There is a strong culinary force in Stratford that I have yet to blog about: the Stratford Chefs School. I've met a lot of amazing food talents and personalities since I moved to this city, and one thing many of them have in common is their shared educational background. Off the top of my head, I can easily list at least a dozen Chefs School alumni who make the food scene here so special, including Bijou's Aaron Linley, culinary arts teacher Paul Finkelstein of the Screaming Avocado Cafe, and Monforte Dairy's Ruth Klahsen. I would have been all over blogging about this highly respected institution of gastronomic excellence all spring and summer, except for one thing: it runs in the off-season!
Every fall for the past 26 years, budding chefs from all around the country have come to Stratford to spend the fall and winter learning their chops under the tutelage of cooking experts originating from both here and abroad. Once the theatre crush subsides, some of our finest dining establishments - including Rundles, The Old Prune, and Pazzo's Ristorante - are all transformed into classrooms.
|Believe it or not - this is Rundles' dining room today!|
The Chefs School has become one of the most respected culinary institutions in the province, and the best part is our community gets to taste their learning first-hand throughout the off-season at the school's unique Dinner Series and other special events!
I worked closely with the Chefs School director Kimberley Payne all summer on the Education Committee for the Savour Stratford Perth County Culinary Festival (the Chefs School sponsors the festival's popular Learning Centre every year). So I was really excited to be invited to see her, her colleagues, and this year's crop of second year chefs in their element last Friday for the 2010-2011 Dinner Series Meet and Greet.
The event was really quite cool - it was held in the kitchen of Rundles (see pic above, where Chef School matriarch Elanor Kane addresses the crowd). I overheard one awestruck attendee remark: "This is where the magic happens!" The second year chefs-in-training impressed us with their knowledge, composure and passion for food as they circulated with some lovely little canapes.
Chef Linley continues to teach at the school, and I immediately recognized his influence when I tasted this phenomenal Jicama Tuna Avocado Risotto.
A piece of Monforte Dairy Pecorino was skewered alongside cubes of Mennonite Sausage and pickled golden beets: learning never tasted so good!
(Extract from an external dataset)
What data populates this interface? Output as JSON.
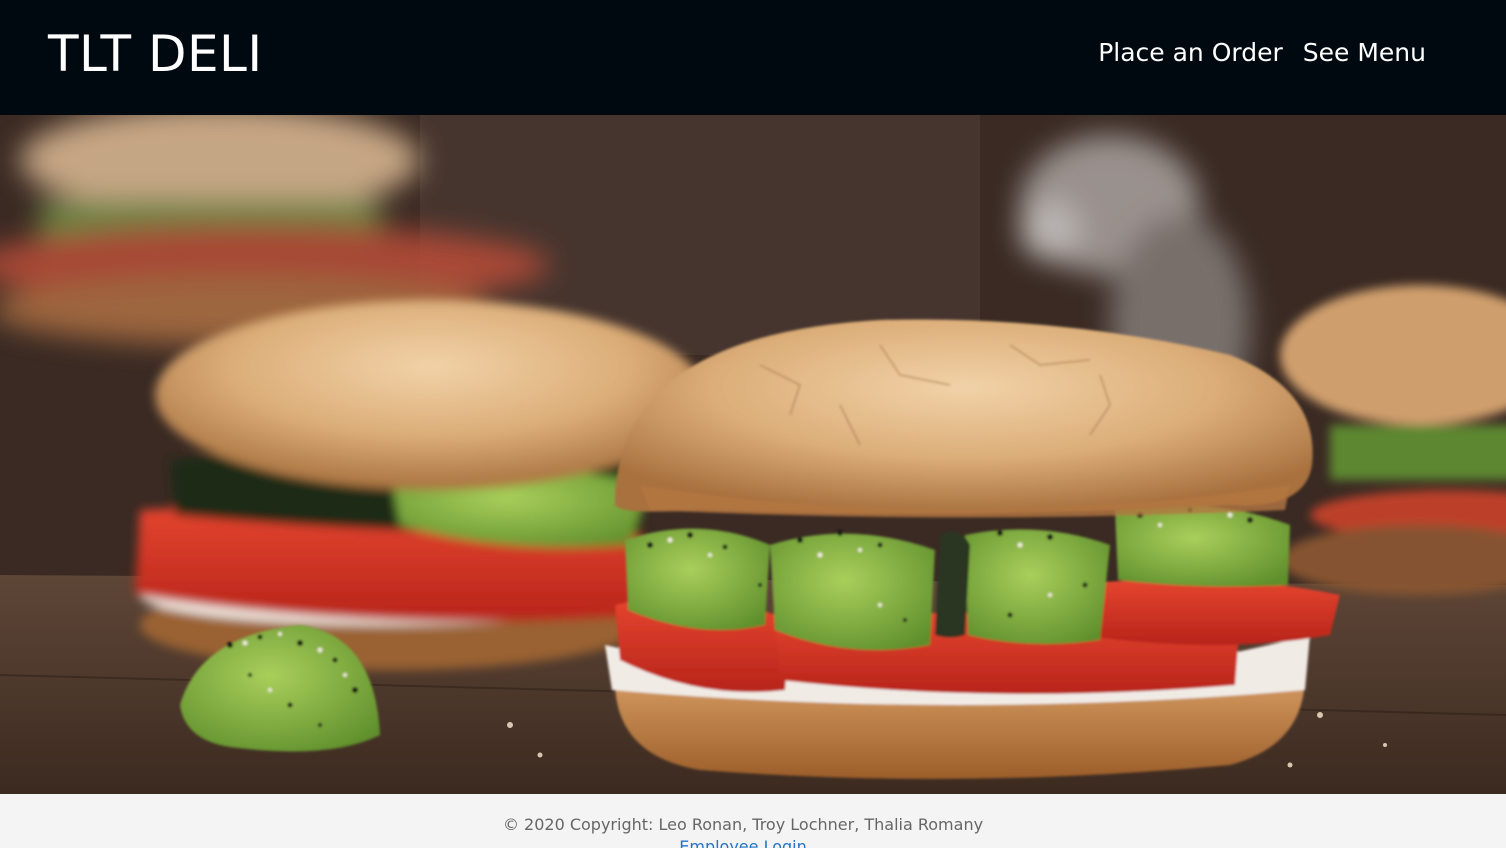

The second-year prodigies also served-up some lovely pickled eggplant, goats cheese and carmelized onions on crostinis (Angie Murphy is pictured above flanked by brothers Brandon and Jeremy Gries).
I learned that the Chefs School proudly invites chef experts in international cuisine to teach at the school every year. In attendance was Michelin Star Italian Chef Riccardo Camanini, (above, wearing scarf) who was revered by two graduates from last year's class who returned to sing high praise for their alma mater. One installment of the Dinner Series will feature his cuisine, while others will feature guest instructors from Mexico and France!
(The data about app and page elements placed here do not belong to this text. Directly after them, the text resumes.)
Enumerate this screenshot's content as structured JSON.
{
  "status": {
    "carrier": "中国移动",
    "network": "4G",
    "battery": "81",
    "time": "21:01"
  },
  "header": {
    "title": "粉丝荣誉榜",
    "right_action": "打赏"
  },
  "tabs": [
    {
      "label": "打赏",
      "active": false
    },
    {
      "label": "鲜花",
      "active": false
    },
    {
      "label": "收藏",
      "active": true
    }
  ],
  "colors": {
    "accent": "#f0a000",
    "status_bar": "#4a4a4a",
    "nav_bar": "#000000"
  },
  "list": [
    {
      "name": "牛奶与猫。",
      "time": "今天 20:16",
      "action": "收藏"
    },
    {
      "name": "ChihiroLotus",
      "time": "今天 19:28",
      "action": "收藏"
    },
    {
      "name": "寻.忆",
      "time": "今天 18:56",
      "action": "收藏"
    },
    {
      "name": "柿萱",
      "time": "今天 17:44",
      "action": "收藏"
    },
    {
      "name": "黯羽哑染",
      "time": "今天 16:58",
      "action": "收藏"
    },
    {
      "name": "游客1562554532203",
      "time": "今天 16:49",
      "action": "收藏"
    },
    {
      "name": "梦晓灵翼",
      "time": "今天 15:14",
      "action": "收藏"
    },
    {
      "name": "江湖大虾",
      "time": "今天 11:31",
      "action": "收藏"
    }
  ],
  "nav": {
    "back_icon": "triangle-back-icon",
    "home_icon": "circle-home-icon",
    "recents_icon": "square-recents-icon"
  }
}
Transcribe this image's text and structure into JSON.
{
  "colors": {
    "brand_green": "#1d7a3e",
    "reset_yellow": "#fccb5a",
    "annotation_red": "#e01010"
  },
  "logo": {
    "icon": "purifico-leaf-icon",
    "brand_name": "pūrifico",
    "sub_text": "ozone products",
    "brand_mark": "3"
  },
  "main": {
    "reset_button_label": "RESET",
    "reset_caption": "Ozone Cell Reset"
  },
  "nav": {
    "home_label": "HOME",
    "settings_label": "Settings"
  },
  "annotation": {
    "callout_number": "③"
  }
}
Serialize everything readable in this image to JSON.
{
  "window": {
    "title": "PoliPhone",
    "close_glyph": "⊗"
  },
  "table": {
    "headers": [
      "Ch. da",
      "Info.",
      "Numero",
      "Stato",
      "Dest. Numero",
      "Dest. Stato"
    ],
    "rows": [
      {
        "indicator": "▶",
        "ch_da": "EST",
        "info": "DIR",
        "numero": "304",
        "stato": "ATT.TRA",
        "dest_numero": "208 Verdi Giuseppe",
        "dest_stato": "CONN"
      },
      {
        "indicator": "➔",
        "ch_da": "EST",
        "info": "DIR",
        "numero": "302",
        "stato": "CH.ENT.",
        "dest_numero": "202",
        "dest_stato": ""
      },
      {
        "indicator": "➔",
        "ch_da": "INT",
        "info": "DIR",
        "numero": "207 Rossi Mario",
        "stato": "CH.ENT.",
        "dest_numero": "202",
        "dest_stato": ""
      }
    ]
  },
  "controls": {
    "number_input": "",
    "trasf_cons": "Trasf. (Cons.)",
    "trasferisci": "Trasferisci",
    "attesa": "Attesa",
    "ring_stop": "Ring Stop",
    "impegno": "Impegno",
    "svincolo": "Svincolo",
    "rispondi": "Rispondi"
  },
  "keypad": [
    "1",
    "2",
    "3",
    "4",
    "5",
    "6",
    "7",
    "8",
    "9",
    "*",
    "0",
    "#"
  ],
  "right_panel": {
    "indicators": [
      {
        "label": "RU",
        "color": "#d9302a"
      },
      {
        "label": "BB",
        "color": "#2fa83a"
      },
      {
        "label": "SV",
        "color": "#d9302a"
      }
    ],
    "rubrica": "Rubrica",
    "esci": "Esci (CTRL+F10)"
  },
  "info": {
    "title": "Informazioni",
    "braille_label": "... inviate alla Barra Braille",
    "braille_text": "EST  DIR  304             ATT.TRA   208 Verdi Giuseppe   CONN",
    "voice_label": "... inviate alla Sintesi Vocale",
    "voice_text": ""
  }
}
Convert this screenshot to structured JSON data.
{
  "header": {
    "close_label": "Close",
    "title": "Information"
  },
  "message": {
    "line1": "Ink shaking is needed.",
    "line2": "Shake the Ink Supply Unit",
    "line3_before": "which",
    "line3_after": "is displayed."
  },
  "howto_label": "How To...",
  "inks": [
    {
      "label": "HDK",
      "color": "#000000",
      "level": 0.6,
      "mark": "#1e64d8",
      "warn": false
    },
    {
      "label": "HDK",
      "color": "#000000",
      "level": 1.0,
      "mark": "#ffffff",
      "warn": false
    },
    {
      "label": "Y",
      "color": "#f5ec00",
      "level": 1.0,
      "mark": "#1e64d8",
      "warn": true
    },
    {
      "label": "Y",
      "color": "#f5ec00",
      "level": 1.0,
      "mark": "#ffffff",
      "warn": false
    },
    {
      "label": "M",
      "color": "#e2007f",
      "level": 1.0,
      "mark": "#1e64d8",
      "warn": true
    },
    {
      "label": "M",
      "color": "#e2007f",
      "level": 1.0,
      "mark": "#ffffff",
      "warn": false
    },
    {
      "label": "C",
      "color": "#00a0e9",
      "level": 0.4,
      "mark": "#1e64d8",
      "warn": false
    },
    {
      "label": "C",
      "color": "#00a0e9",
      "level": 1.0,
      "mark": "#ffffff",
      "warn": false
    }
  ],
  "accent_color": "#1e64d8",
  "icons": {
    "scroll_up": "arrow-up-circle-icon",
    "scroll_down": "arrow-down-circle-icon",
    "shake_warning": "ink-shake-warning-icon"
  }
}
Subscriptions and schedules for the Dinner Series are currently available through the Chef School and their website. By attending these amazing student-executed dining events, we are supporting this not-for-profit educational institution... in the most delicious ways imaginable!
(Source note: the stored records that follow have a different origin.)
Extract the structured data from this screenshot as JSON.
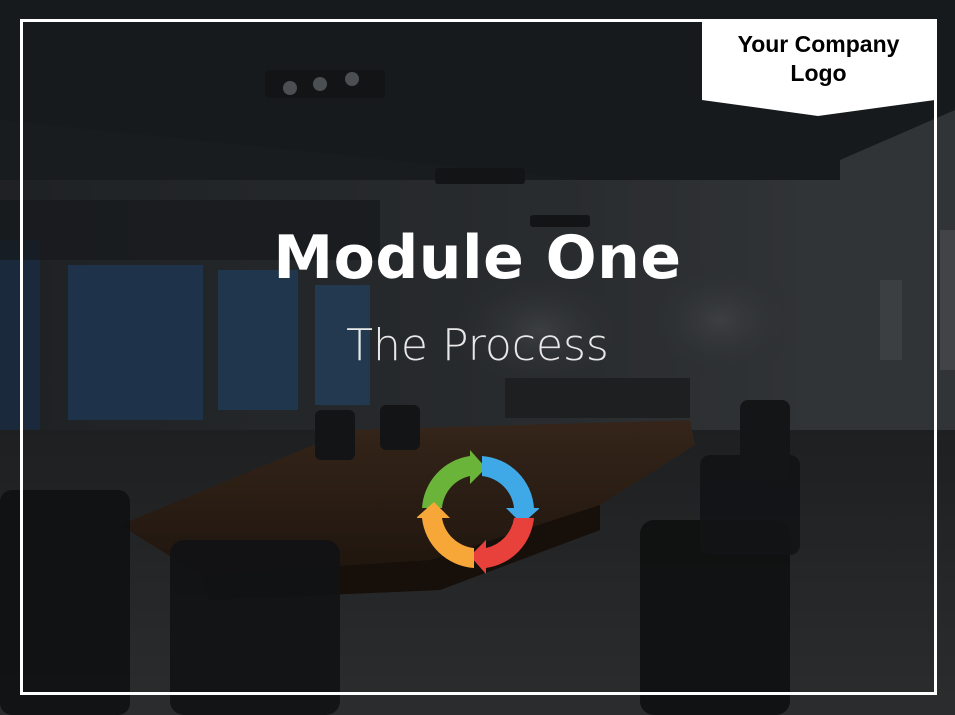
{
  "logo": {
    "text_line1": "Your Company",
    "text_line2": "Logo"
  },
  "slide": {
    "title": "Module One",
    "subtitle": "The Process"
  },
  "icon": {
    "name": "process-cycle-icon",
    "colors": {
      "green": "#6ab43a",
      "blue": "#3fa9e8",
      "red": "#e8403a",
      "orange": "#f7a638"
    }
  },
  "colors": {
    "frame": "#ffffff",
    "title": "#ffffff",
    "subtitle": "#e8e8e8",
    "logo_bg": "#ffffff"
  }
}
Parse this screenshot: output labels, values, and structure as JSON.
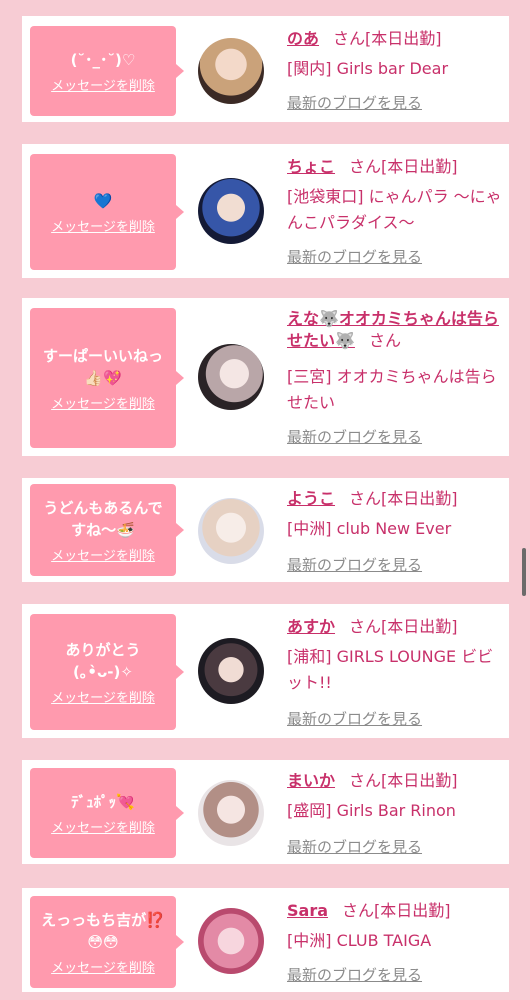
{
  "cards": [
    {
      "message": "(˘･_･˘)♡",
      "delete_label": "メッセージを削除",
      "name": "のあ",
      "san": "さん",
      "status": "[本日出勤]",
      "shop": "[関内] Girls bar Dear",
      "blog_label": "最新のブログを見る"
    },
    {
      "message": "💙",
      "delete_label": "メッセージを削除",
      "name": "ちょこ",
      "san": "さん",
      "status": "[本日出勤]",
      "shop": "[池袋東口] にゃんパラ 〜にゃんこパラダイス〜",
      "blog_label": "最新のブログを見る"
    },
    {
      "message": "すーぱーいいねっ👍🏻💖",
      "delete_label": "メッセージを削除",
      "name": "えな🐺オオカミちゃんは告らせたい🐺",
      "san": "さん",
      "status": "",
      "shop": "[三宮] オオカミちゃんは告らせたい",
      "blog_label": "最新のブログを見る"
    },
    {
      "message": "うどんもあるんですね〜🍜",
      "delete_label": "メッセージを削除",
      "name": "ようこ",
      "san": "さん",
      "status": "[本日出勤]",
      "shop": "[中洲] club New Ever",
      "blog_label": "最新のブログを見る"
    },
    {
      "message": "ありがとう\n(｡•̀ᴗ-)✧",
      "delete_label": "メッセージを削除",
      "name": "あすか",
      "san": "さん",
      "status": "[本日出勤]",
      "shop": "[浦和] GIRLS LOUNGE ビビット!!",
      "blog_label": "最新のブログを見る"
    },
    {
      "message": "ﾃﾞｭﾎﾟｯ💘",
      "delete_label": "メッセージを削除",
      "name": "まいか",
      "san": "さん",
      "status": "[本日出勤]",
      "shop": "[盛岡] Girls Bar Rinon",
      "blog_label": "最新のブログを見る"
    },
    {
      "message": "えっっもち吉が⁉️\n😳😳",
      "delete_label": "メッセージを削除",
      "name": "Sara",
      "san": "さん",
      "status": "[本日出勤]",
      "shop": "[中洲] CLUB TAIGA",
      "blog_label": "最新のブログを見る"
    }
  ],
  "colors": {
    "background": "#f7ccd4",
    "bubble": "#ff9aae",
    "name": "#c8306a",
    "blog_link": "#8b8b8b"
  }
}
I'd also like to mention that this year's Stratford Chefs School Joseph Hoarse Gastronomic Writer in Residence is the renowned Canadian journalist and author Ian Brown. He will be front and centre at two Chef School events in Toronto next month: on Saturday, November 13 he will be at the Heliconian Hall to discuss his forays into food writing, and on Sunday, November 14 he will be celebrated as the 2010-2011 Writer in Residence at a very special luncheon at Nota Bene restaurant in Toronto.
Dare to dream... but I wonder if the Chefs School would consider including a blogger as their Writer in Residence someday?